Wouldn't it be nice if work was paid for on time, every time? We looked into how often late invoice payments occur among freelancers and business owners from different industries and generations. Who's most often paid late, what's the ultimate financial toll, and how do they finally get their money? See what lessons our recent survey offers based on these unfortunate experiences.
No one likes to be paid late for their work. But who puts up with it the most often? We asked professionals across eight industries about their experiences with late invoice payments.
Some professionals have had trouble getting clients to pay them on time lately. Business owners said they face this problem with 21% of the invoices they send, while freelancers said 22%. More than a third were waiting on at least one client's payment at the time of our survey: 38% of business owners and 36% of freelancers. But Gen Z has dealt with this annoyance more than anyone else, reporting that 23% of their invoices have been paid late.
Those working in some industries have encountered late invoice payments more frequently than others. Real estate professionals experienced it the most often — 29% of the time, waiting up to 37 days for payment. Those in education have faced the issue nearly as often (26% of the time), and government workers have waited nearly as long for their pay (32 days).
So, how much money are professionals left waiting for, and what's it costing them? Next, we looked at how long people have waited for their money before bugging a client to pay up.
Late payments can be costly, especially for freelancers since many rely on clients for their income.

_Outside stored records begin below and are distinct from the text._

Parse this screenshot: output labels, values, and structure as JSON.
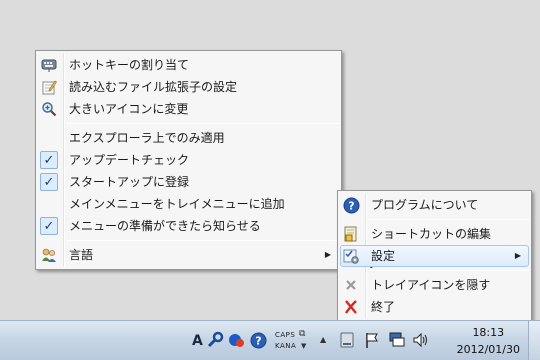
{
  "context_menu": {
    "items": [
      {
        "label": "ホットキーの割り当て",
        "icon": "keyboard-icon"
      },
      {
        "label": "読み込むファイル拡張子の設定",
        "icon": "edit-note-icon"
      },
      {
        "label": "大きいアイコンに変更",
        "icon": "magnifier-icon"
      },
      {
        "label": "エクスプローラ上でのみ適用",
        "checked": false
      },
      {
        "label": "アップデートチェック",
        "checked": true
      },
      {
        "label": "スタートアップに登録",
        "checked": true
      },
      {
        "label": "メインメニューをトレイメニューに追加",
        "checked": false
      },
      {
        "label": "メニューの準備ができたら知らせる",
        "checked": true
      },
      {
        "label": "言語",
        "icon": "language-people-icon",
        "submenu": true
      }
    ]
  },
  "tray_menu": {
    "items": [
      {
        "label": "プログラムについて",
        "icon": "help-icon"
      },
      {
        "label": "ショートカットの編集",
        "icon": "shortcut-edit-icon"
      },
      {
        "label": "設定",
        "icon": "settings-icon",
        "submenu": true,
        "highlighted": true
      },
      {
        "label": "トレイアイコンを隠す",
        "icon": "hide-icon"
      },
      {
        "label": "終了",
        "icon": "exit-icon"
      }
    ]
  },
  "taskbar": {
    "ime_mode": "A",
    "caps": "CAPS",
    "kana": "KANA",
    "time": "18:13",
    "date": "2012/01/30"
  },
  "colors": {
    "checkmark": "#1c3e78",
    "highlight_border": "#a8c7ec",
    "exit_red": "#d32b1f",
    "help_blue": "#2a5fb8"
  }
}
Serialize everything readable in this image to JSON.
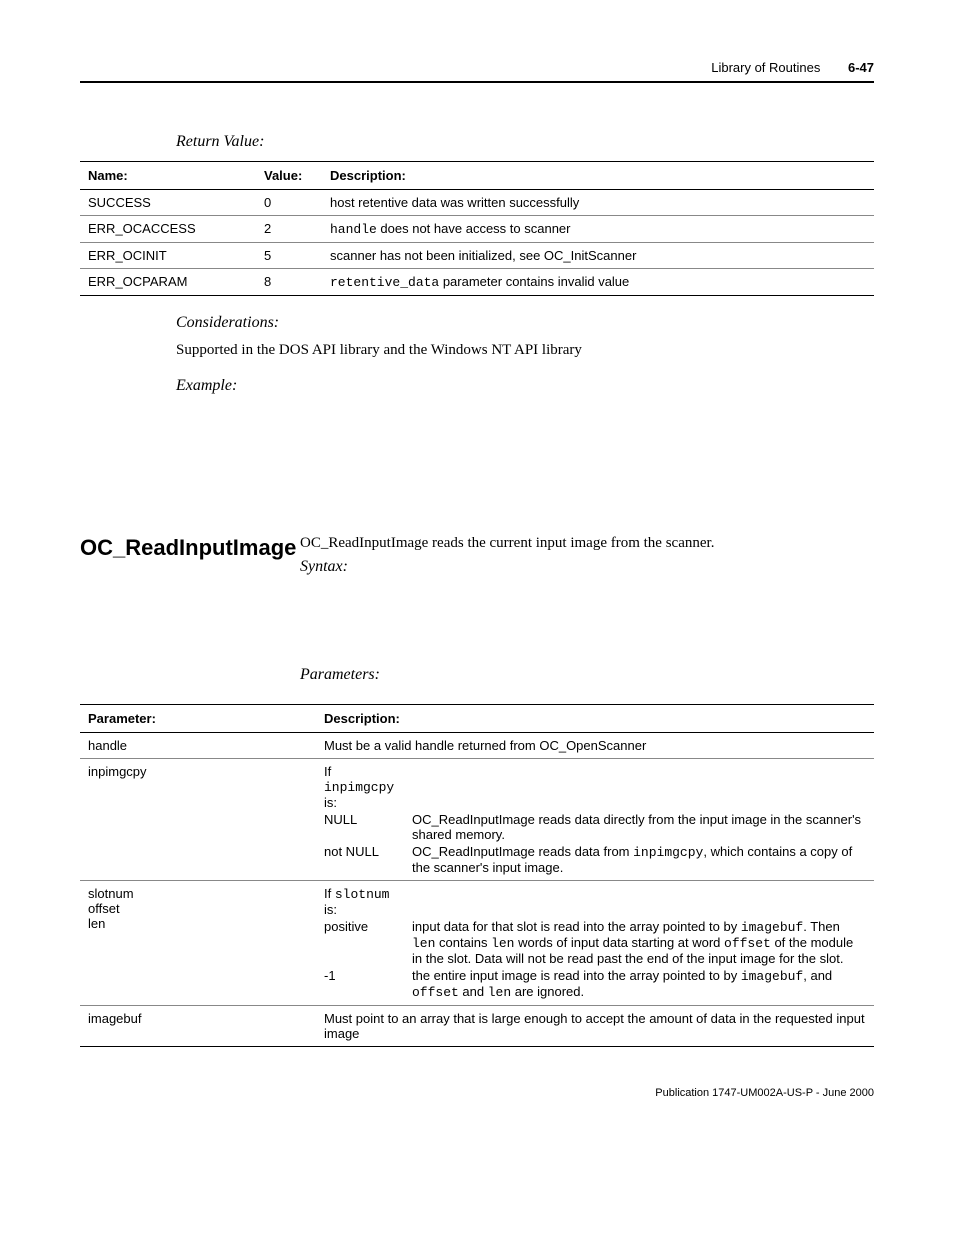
{
  "header": {
    "section": "Library of Routines",
    "page": "6-47"
  },
  "return_value": {
    "label": "Return Value:",
    "columns": {
      "name": "Name:",
      "value": "Value:",
      "description": "Description:"
    },
    "rows": [
      {
        "name": "SUCCESS",
        "value": "0",
        "desc_full": "host retentive data was written successfully"
      },
      {
        "name": "ERR_OCACCESS",
        "value": "2",
        "desc_prefix": "handle",
        "desc_rest": " does not have access to scanner"
      },
      {
        "name": "ERR_OCINIT",
        "value": "5",
        "desc_full": "scanner has not been initialized, see OC_InitScanner"
      },
      {
        "name": "ERR_OCPARAM",
        "value": "8",
        "desc_prefix": "retentive_data",
        "desc_rest": " parameter contains invalid value"
      }
    ]
  },
  "considerations": {
    "label": "Considerations:",
    "text": "Supported in the DOS API library and the Windows NT API library"
  },
  "example": {
    "label": "Example:"
  },
  "routine": {
    "name": "OC_ReadInputImage",
    "intro": "OC_ReadInputImage reads the current input image from the scanner.",
    "syntax_label": "Syntax:",
    "parameters_label": "Parameters:",
    "param_columns": {
      "parameter": "Parameter:",
      "description": "Description:"
    },
    "params": {
      "handle": {
        "name": "handle",
        "desc": "Must be a valid handle returned from OC_OpenScanner"
      },
      "inpimgcpy": {
        "name": "inpimgcpy",
        "if_label": "If",
        "is_label": "is:",
        "code_in_if": "inpimgcpy",
        "rows": [
          {
            "cond": "NULL",
            "desc": "OC_ReadInputImage reads data directly from the input image in the scanner's shared memory."
          },
          {
            "cond": "not NULL",
            "desc_pre": "OC_ReadInputImage reads data from ",
            "desc_code": "inpimgcpy",
            "desc_post": ", which contains a copy of the scanner's input image."
          }
        ]
      },
      "slotnum_group": {
        "names": [
          "slotnum",
          "offset",
          "len"
        ],
        "if_label": "If",
        "is_label": "is:",
        "code_in_if": "slotnum",
        "rows": [
          {
            "cond": "positive",
            "desc_parts": [
              "input data for that slot is read into the array pointed to by ",
              {
                "code": "imagebuf"
              },
              ". Then ",
              {
                "code": "len"
              },
              " contains ",
              {
                "code": "len"
              },
              " words of input data starting at word ",
              {
                "code": "offset"
              },
              " of the module in the slot. Data will not be read past the end of the input image for the slot."
            ]
          },
          {
            "cond": "-1",
            "desc_parts": [
              "the entire input image is read into the array pointed to by ",
              {
                "code": "imagebuf"
              },
              ", and ",
              {
                "code": "offset"
              },
              " and ",
              {
                "code": "len"
              },
              " are ignored."
            ]
          }
        ]
      },
      "imagebuf": {
        "name": "imagebuf",
        "desc": "Must point to an array that is large enough to accept the amount of data in the requested input image"
      }
    }
  },
  "footer": {
    "text": "Publication 1747-UM002A-US-P - June 2000"
  }
}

On average, those we surveyed waited even longer for payment (17 days) than the business owners we surveyed (16 days) before taking action. But businesses have lost more money due to not being paid on time: $26/day compared to $20/day for freelancers.
Yet again, this waiting game had Gen Z suffering more financially than any other generation. These young professionals have lost an average of $460 to late invoice payments. That's more than the average for all business owners ($417.12) and freelancers ($333.83). But although that's plenty of reason to charge late fees if clients don't pay on time, only 41% of business owners and freelancers do this.
It's one thing to forget to pay a bill on time, but it's another to skip out on it altogether. Let's see how often this happens to professionals in each industry and the consequences for them and their clients.
Getting ghosted on an invoice happens far more often than it should. Nearly half of business owners and freelancers (48%) have had a client ghost them (not pay and not respond to requests). This has cost business owners over $1,000 in unfulfilled payments and over $800 for freelancers. So, what's a professional to do in order to get paid for their work? Here's what respondents said they did:
Considering the financial impact an unpaid invoice can have, many small businesses see cutting ties with non-paying clients as necessary. And of everyone we surveyed, almost a quarter have gone as far as threatening legal action to get their money. However, the most successful tactic was sending the client multiple payment requests, as reported by 33% of respondents.
Late payments can be costly, especially for business owners, young professionals, and real estate workers. But overall, people can lose hundreds or thousands of dollars when they're not paid on time or ever. Sending multiple reminders has been the most successful way to obtain payment, but when that doesn't work, you're well within your rights to take legal steps.
Skynova invoice templates and business software can help you send professionally formatted invoices and payment reminders to encourage on-time payments.
Skynova surveyed 954 Americans about their invoicing practices. Of these, 294 were business owners, and 660 were freelancers. Respondents worked in the following industries:
Did you learn something useful from our research that you'd like to share? Feel free to use our findings for any non-commercial purposes, but please be sure to include a link back to this article.